The aim of this study is to examine the association of the presence of chronic kidney disease (CKD) and estimated glomerular filtration rate (eGFR) values with mortality in patients with atrial fibrillation.
This posthoc analysis of a randomized controlled trial consisted of hospitalized patients with atrial fibrillation who were followed up for a median of 2.7 years after discharge. Kaplan–Meier curves, multivariate Cox-regression and spline curves were utilized to assess the association of CKD, CKD stages 2–5 according to the KDOQI guidelines, and the continuum of eGFR values with the primary outcome of all-cause death, and the secondary outcome of cardiovascular mortality.
Out of 1064 hospitalized patients with atrial fibrillation, 465 (43.7%) had comorbid CKD. The presence of CKD was associated with an increased risk for both all-cause and cardiovascular mortality following hospitalization [adjusted hazard ratio (aHR): 1.60; 95% confidence intervals (95% CIs): 1.25–2.05 and aHR: 1.74; 95% CI: 1.30–2.33, respectively]. The aHRs for all-cause mortality in CKD stages 2–5, as compared with CKD stage 1 were 2.18, 2.62, 4.20 and 3.38, respectively (all P < 0.05). In spline curve analyses, eGFR values lower than 50 ml/min/1.73 m2 were independent predictors of higher all-cause and cardiovascular mortality.

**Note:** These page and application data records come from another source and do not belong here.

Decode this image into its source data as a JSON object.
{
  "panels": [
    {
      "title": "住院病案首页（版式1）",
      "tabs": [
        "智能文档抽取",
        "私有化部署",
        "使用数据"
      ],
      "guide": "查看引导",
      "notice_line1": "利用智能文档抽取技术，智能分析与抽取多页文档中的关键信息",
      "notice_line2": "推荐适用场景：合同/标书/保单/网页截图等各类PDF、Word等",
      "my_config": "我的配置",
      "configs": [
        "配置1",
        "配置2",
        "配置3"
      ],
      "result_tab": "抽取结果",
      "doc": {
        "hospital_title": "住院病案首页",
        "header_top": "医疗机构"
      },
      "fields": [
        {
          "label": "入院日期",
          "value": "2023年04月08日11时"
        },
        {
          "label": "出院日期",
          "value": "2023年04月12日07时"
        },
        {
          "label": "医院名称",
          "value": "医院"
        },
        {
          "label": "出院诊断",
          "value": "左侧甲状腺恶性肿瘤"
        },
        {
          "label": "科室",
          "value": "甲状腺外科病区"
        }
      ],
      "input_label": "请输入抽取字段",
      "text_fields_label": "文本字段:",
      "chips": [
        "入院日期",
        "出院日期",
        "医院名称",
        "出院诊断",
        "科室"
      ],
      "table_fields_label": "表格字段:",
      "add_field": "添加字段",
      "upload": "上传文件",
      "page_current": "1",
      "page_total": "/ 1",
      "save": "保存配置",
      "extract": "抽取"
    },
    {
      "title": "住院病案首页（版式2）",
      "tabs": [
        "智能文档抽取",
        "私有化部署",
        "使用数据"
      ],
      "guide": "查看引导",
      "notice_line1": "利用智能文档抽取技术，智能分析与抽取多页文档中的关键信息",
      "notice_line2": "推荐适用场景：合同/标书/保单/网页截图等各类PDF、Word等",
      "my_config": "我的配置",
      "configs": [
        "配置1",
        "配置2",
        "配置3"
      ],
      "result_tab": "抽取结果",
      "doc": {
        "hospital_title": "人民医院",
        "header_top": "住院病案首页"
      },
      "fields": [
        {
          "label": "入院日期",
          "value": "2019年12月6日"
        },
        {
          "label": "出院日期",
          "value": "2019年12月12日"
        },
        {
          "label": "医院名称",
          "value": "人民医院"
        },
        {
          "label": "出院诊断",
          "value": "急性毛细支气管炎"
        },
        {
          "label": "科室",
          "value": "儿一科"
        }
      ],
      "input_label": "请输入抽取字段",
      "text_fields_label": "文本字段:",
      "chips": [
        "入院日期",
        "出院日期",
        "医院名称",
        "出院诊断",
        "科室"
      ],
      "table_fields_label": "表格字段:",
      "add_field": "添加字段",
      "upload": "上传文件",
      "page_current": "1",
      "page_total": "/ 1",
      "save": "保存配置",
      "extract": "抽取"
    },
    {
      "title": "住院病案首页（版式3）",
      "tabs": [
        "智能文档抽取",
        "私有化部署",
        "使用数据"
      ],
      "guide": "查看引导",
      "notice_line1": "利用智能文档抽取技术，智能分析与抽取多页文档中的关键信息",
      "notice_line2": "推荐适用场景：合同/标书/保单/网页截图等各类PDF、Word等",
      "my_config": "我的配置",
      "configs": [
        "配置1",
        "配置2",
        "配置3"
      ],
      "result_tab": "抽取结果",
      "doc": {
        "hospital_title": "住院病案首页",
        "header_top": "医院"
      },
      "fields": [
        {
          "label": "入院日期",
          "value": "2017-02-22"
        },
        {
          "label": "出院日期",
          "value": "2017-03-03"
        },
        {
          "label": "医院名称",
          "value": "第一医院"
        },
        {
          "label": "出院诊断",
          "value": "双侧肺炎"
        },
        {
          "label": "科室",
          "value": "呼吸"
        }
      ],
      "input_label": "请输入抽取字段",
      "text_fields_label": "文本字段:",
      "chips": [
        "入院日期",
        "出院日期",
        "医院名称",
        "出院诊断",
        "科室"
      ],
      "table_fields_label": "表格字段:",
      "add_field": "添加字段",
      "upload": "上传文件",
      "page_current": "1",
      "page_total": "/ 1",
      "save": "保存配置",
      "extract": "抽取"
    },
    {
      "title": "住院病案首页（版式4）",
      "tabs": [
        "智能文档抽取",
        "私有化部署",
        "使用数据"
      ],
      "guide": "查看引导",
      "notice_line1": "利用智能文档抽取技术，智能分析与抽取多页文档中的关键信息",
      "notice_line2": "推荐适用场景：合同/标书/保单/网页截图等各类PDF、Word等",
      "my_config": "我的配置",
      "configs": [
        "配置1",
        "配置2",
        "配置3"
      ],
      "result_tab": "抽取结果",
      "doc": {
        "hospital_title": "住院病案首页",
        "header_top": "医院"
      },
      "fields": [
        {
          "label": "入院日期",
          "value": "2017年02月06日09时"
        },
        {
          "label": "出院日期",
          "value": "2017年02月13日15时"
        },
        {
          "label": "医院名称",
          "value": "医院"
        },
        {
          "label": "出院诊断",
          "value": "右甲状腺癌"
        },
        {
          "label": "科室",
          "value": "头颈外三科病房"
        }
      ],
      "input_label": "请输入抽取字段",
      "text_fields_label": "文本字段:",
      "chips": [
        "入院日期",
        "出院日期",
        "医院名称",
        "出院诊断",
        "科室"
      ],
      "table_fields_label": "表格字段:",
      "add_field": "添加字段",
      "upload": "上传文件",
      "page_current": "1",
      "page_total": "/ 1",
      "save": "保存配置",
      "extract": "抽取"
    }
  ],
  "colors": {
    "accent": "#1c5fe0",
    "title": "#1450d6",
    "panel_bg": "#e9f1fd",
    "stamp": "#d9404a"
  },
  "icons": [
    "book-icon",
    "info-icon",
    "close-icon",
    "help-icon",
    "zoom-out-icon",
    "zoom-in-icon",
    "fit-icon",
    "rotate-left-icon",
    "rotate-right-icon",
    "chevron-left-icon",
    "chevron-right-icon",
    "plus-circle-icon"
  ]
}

In recently hospitalized patients with atrial fibrillation, the presence of CKD was independently associated with decreased survival, which was significant across CKD stages 2–5, as compared with CKD stage 1. Values of eGFR lower than 50 ml/min/1.73 m2 were incrementally associated with worse prognosis.